Every single human life is precious since all of us make lasting contributions to society. We all have a worth that is priceless. However, life is not perfect nor is the world that we live in ideal. We all have experienced setbacks and losses. From time to time, we may feel depressed especially after a job loss, a divorce or the death of a loved one- – just to name a few examples. It is perfectly normal to feel sad, but sooner or later we accept the loss and move on with our lives. Despite the sadness we feel during difficult times, most of us would never even consider committing suicide. Unfortunately, some people are simply not as strong as others, and they feel so depressed that they may even choose to end their lives.
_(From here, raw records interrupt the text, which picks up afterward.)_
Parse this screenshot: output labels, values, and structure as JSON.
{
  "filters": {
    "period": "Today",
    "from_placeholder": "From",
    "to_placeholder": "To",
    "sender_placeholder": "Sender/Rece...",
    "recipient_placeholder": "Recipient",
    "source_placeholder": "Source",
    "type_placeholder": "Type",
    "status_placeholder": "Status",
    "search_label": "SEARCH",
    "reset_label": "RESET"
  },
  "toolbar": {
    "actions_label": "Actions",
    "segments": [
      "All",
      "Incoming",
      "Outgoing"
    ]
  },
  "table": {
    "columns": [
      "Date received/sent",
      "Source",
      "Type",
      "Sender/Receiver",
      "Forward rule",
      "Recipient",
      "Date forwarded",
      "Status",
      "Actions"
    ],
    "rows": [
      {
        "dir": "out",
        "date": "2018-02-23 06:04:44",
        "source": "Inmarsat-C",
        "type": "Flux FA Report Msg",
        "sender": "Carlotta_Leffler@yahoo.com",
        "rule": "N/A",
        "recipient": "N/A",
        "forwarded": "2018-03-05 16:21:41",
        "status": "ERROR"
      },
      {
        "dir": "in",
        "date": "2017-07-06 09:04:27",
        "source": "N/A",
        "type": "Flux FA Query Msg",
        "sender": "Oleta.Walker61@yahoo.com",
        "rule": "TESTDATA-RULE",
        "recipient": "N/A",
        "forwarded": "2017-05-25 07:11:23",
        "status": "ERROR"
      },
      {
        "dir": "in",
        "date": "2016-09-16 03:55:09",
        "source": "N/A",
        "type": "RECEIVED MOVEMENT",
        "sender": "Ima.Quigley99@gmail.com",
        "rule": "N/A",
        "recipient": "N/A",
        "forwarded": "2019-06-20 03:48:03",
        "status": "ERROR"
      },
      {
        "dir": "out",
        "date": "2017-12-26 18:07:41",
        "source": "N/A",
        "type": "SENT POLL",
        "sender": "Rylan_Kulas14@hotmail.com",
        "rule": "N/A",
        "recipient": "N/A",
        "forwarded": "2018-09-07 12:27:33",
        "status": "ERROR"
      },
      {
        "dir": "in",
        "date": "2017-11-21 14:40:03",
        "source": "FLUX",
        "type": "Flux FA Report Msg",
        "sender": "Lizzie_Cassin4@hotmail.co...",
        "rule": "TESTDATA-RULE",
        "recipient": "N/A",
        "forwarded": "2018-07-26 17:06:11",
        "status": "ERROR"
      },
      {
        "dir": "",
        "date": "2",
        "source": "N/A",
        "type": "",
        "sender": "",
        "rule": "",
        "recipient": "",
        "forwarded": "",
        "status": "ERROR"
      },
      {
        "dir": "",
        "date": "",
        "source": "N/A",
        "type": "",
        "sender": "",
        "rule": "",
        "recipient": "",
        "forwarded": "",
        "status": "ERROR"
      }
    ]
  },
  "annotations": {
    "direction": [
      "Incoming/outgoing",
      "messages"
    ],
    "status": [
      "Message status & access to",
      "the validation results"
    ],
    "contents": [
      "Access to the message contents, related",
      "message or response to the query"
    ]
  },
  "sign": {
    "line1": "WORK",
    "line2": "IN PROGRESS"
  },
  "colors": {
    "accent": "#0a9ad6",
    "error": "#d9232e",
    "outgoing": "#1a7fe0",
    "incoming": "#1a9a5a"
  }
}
Since every human life has a special purpose, no one should ever commit suicide. September is Suicide Prevention and Awareness Month, which is a month dedicated to helping save human lives.
Unfortunately, suicide is more common than many of us realize. According to The National Alliance on Mental Illness, suicide is the 10th leading cause of death in the United States. One of the many ways to prevent suicide is to identify those who are most at risk.
People who have mental disorders such as depression, bipolar disorders and schizophrenia, among many other psychological diseases, have a higher risk of committing suicide. After our bravest Americans come home from military service, many war veterans are more likely to commit suicide due to post traumatic stress disorder. Those who have eating disorders such as anorexia and bulimia, which have both physical and psychological origins, also have higher suicide rates.
Individuals who suffer from serious physical illnesses such as HIV, cancer, hypothyroidism, Alzheimer’s disease, and many other life threatening illnesses, are more likely to commit suicide. Doctors should not only treat these patients for their physical illnesses, but they should also refer them to psychologists to help them heal emotionally as well.
Drug abusers are more likely to end their lives. Using dangerous drugs such as heroin, cocaine and crack, among many others, make people much more susceptible to committing suicide. In moderation, alcohol is harmless, but in excess it can make an individual more likely to end their life. Even cigarette smokers are more likely to commit suicide. For all of these reasons, it is very important for drug abusers to go to rehabilitation and get clean. Not only will their bodies be freed from these toxic drugs, they will also be able to function normally without having a dependence on the drugs.
Those who are bullied simply because they are different from others are more prone to committing suicide. The LGBT community has a higher rate of suicide than the rest of the population. One of the many ways to stop others from harassing the LGBT community is by educating individuals about the numerous contributions that the LGBT community has made to society.
Since every human life is important, identifying those who are more vulnerable to committing suicide is paramount, so we can stop this epidemic. Sadly, every year some people simply fall through the cracks because they do not get the help that they desperately need. There are others who attempt to commit suicide. Even though they did not end their lives, suicide attempts can lead to lasting injuries and even disability. Every year 650,000 people are treated in the ER for attempted suicide.
During Suicide Prevention and Awareness Month, we should all be aware of the many symptoms of suicide. Some of these symptoms include: talking about ending one’s life, feeling hopeless, increasing alcohol or drug consumption among many other signs. If you or your loved one has any of these symptoms, get help immediately. When you see a stranger on the street who has erratic behavior or inflicts injuries on him or herself, you should act like a good Samaritan and call 911. Every human life has equal worth.